++++ Task inputs

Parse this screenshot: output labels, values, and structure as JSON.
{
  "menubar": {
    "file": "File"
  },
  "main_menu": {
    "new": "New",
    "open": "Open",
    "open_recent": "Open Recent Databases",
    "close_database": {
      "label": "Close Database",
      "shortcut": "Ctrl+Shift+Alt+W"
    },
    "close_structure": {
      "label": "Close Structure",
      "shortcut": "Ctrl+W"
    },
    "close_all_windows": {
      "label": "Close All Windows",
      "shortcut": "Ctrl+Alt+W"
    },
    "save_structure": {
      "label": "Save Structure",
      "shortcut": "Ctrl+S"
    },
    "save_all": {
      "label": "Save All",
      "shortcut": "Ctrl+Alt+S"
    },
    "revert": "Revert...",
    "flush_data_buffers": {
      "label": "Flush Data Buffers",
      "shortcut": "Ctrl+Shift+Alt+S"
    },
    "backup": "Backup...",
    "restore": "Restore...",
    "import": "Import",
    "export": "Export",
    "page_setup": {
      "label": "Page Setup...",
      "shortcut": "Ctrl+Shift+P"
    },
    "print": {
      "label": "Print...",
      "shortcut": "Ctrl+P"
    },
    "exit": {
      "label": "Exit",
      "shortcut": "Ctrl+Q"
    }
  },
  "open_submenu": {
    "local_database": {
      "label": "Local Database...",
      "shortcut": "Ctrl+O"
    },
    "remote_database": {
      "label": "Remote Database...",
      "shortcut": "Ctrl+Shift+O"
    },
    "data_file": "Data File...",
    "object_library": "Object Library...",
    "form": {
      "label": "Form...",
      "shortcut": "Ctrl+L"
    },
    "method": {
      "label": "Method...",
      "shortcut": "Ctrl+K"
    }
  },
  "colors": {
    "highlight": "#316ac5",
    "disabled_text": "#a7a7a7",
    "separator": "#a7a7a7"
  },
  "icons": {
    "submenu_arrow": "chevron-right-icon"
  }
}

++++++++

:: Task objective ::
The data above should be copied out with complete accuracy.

:: Exercise answer ::
Parse this screenshot: output labels, values, and structure as JSON.
{
  "menubar": {
    "file": "File"
  },
  "main_menu": {
    "new": "New",
    "open": "Open",
    "open_recent": "Open Recent Databases",
    "close_database": {
      "label": "Close Database",
      "shortcut": "Ctrl+Shift+Alt+W"
    },
    "close_structure": {
      "label": "Close Structure",
      "shortcut": "Ctrl+W"
    },
    "close_all_windows": {
      "label": "Close All Windows",
      "shortcut": "Ctrl+Alt+W"
    },
    "save_structure": {
      "label": "Save Structure",
      "shortcut": "Ctrl+S"
    },
    "save_all": {
      "label": "Save All",
      "shortcut": "Ctrl+Alt+S"
    },
    "revert": "Revert...",
    "flush_data_buffers": {
      "label": "Flush Data Buffers",
      "shortcut": "Ctrl+Shift+Alt+S"
    },
    "backup": "Backup...",
    "restore": "Restore...",
    "import": "Import",
    "export": "Export",
    "page_setup": {
      "label": "Page Setup...",
      "shortcut": "Ctrl+Shift+P"
    },
    "print": {
      "label": "Print...",
      "shortcut": "Ctrl+P"
    },
    "exit": {
      "label": "Exit",
      "shortcut": "Ctrl+Q"
    }
  },
  "open_submenu": {
    "local_database": {
      "label": "Local Database...",
      "shortcut": "Ctrl+O"
    },
    "remote_database": {
      "label": "Remote Database...",
      "shortcut": "Ctrl+Shift+O"
    },
    "data_file": "Data File...",
    "object_library": "Object Library...",
    "form": {
      "label": "Form...",
      "shortcut": "Ctrl+L"
    },
    "method": {
      "label": "Method...",
      "shortcut": "Ctrl+K"
    }
  },
  "colors": {
    "highlight": "#316ac5",
    "disabled_text": "#a7a7a7",
    "separator": "#a7a7a7"
  },
  "icons": {
    "submenu_arrow": "chevron-right-icon"
  }
}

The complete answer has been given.